Review – Batman’s Mystery Casebook: How to Be a Detective

Comic Books DC This Week
Batman’s Mystery Casebook cover, via DC Comics.

Batman’s Mystery Casebook – Sholly Fisch, Writer; Christopher Uminga, Artist; Silvana Brys, Colorist

Ray – 8.5/10

Ray: Sholly Fisch has been one of DC’s most reliable writers for all-ages fun for over a decade now, including a massive library of Scooby-Doo team-up stories that paired the Mystery Machine crew with an army of DC heroes. So it’s no surprise he knows his way around a mystery, and Batman’s Mystery Casebook takes that to the next level. A series of short stories focusing on Batman, Robin, Batgirl, and a host of their allies and enemies, it has one unique thing going for it—it’s interactive! Every one of the stories has the characters investigating the case, laying out the clues, and before revealing the culprit, they give the reader a chance to figure it out and see if they can crack the case themselves.

With one creative team but a whole lot of stories, it’s fun watching Fisch and Uminga deal with dozens of characters. Some of the stories are more clever than others, with unexpected outcomes. Others are a little more simple with an easier mystery. Despite the slightly chibi-style art and the young-skewing writing, it does manage to deliver fairly accurate takes on the classic Bat-rogues. Riddler and Catwoman get particularly good stories, but maybe my favorite was one that didn’t feature Batman at all—as a man comes to Bruce Wayne looking to sell a priceless family heirloom with ties to the first World War—but Bruce spots some key holes in his story. There are some real deep cuts in the stories here, which isn’t a surprise given Fisch’s history.

I’m not sure the educational part of this book works quite as well. The book seems to want to teach kids how to hone its deductive skills, and the interactive parts in the Bat-stories are fun. Between every narrative, we get a brief segment where Batman, Robin, or Batgirl explain a key element of detective work—be it DNA, fingerprinting, or eyewitness territory. A few have some interactive elements, but most come off a little dry. You could almost here the “The More You Know” music in your head, but overall the package comes together nicely.
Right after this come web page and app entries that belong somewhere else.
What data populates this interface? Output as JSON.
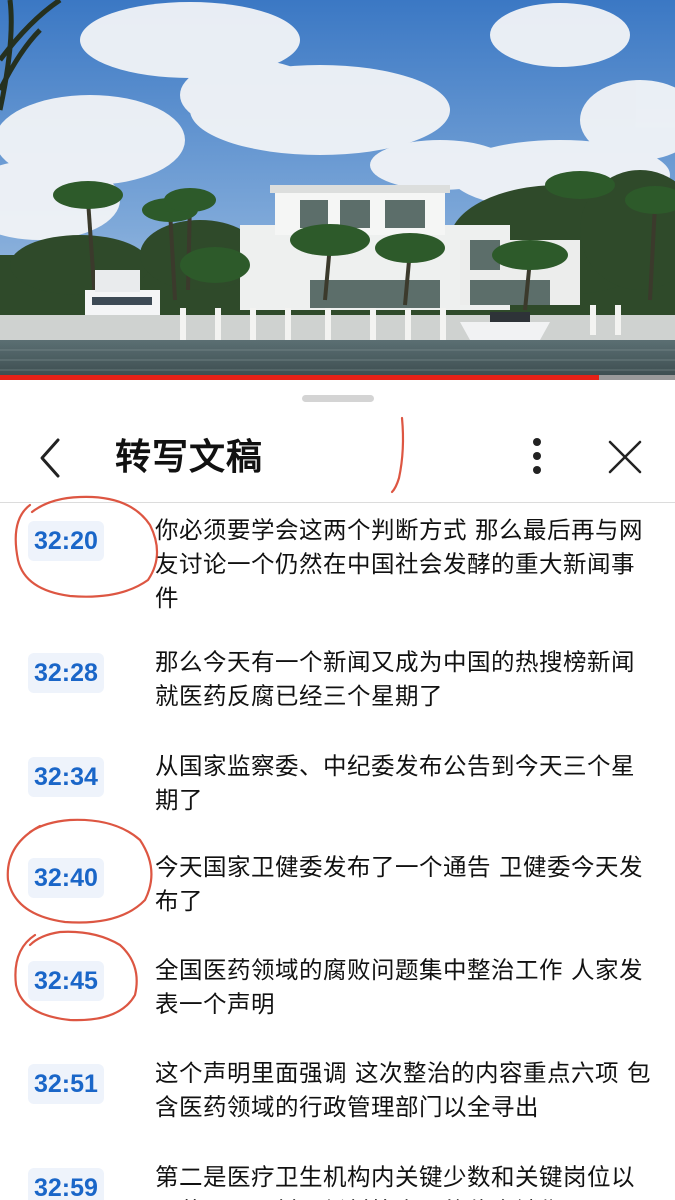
{
  "video": {
    "progress": 0.887
  },
  "header": {
    "title": "转写文稿",
    "back_icon": "chevron-left-icon",
    "more_icon": "more-vertical-icon",
    "close_icon": "close-icon"
  },
  "transcript": [
    {
      "time": "32:20",
      "text": "你必须要学会这两个判断方式 那么最后再与网友讨论一个仍然在中国社会发酵的重大新闻事件"
    },
    {
      "time": "32:28",
      "text": "那么今天有一个新闻又成为中国的热搜榜新闻 就医药反腐已经三个星期了"
    },
    {
      "time": "32:34",
      "text": "从国家监察委、中纪委发布公告到今天三个星期了"
    },
    {
      "time": "32:40",
      "text": "今天国家卫健委发布了一个通告 卫健委今天发布了"
    },
    {
      "time": "32:45",
      "text": "全国医药领域的腐败问题集中整治工作 人家发表一个声明"
    },
    {
      "time": "32:51",
      "text": "这个声明里面强调 这次整治的内容重点六项 包含医药领域的行政管理部门以全寻出"
    },
    {
      "time": "32:59",
      "text": "第二是医疗卫生机构内关键少数和关键岗位以及药品、器材、耗材等方面的位命销售"
    }
  ],
  "colors": {
    "accent": "#1a66c8",
    "timestamp_bg": "#eef3fb",
    "progress": "#e62117",
    "ink": "#d9442e"
  }
}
It’s a fun way to get kids thinking about deductive reasoning, and portray Batman’s work with a little more detail than you’d usually get in an all-ages book.

To find reviews of all the DC issues, visit DC This Week.

GeekDad received this comic for review purposes.

Liked it? Take a second to support GeekDad and GeekMom on Patreon!